→ **Work required**:
Please retype only the lines below that run from the one containing "What's the underlying" through the last line, both included, without altering a word.

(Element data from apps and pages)

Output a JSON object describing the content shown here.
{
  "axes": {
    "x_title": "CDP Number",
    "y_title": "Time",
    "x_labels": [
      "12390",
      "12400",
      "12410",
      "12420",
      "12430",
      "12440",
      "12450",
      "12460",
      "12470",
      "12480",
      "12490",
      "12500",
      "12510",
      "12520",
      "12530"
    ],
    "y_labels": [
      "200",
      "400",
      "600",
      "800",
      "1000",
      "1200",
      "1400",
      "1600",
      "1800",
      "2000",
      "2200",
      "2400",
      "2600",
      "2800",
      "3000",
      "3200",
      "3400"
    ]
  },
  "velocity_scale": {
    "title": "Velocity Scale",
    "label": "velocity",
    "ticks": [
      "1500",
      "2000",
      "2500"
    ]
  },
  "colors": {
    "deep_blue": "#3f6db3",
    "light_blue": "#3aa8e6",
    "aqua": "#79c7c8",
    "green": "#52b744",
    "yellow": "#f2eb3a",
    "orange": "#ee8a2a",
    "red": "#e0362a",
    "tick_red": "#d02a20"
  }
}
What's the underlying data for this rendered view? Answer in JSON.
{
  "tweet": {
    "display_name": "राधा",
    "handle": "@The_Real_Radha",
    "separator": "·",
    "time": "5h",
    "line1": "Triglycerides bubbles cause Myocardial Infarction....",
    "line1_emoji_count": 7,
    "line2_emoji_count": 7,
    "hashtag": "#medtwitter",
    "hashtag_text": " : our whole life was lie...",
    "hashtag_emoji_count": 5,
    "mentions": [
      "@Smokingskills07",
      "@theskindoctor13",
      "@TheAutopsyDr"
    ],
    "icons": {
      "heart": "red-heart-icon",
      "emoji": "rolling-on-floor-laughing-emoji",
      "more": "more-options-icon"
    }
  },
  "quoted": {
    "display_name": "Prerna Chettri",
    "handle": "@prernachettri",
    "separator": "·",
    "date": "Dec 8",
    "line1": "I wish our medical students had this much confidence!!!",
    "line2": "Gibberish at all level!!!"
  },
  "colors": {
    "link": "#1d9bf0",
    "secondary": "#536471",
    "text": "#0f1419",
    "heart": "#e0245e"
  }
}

→ **Exercise result**:
What's the underlying data for this rendered view? Answer in JSON.
{
  "tweet": {
    "display_name": "राधा",
    "handle": "@The_Real_Radha",
    "separator": "·",
    "time": "5h",
    "line1": "Triglycerides bubbles cause Myocardial Infarction....",
    "line1_emoji_count": 7,
    "line2_emoji_count": 7,
    "hashtag": "#medtwitter",
    "hashtag_text": " : our whole life was lie...",
    "hashtag_emoji_count": 5,
    "mentions": [
      "@Smokingskills07",
      "@theskindoctor13",
      "@TheAutopsyDr"
    ],
    "icons": {
      "heart": "red-heart-icon",
      "emoji": "rolling-on-floor-laughing-emoji",
      "more": "more-options-icon"
    }
  },
  "quoted": {
    "display_name": "Prerna Chettri",
    "handle": "@prernachettri",
    "separator": "·",
    "date": "Dec 8",
    "line1": "I wish our medical students had this much confidence!!!",
    "line2": "Gibberish at all level!!!"
  },
  "colors": {
    "link": "#1d9bf0",
    "secondary": "#536471",
    "text": "#0f1419",
    "heart": "#e0245e"
  }
}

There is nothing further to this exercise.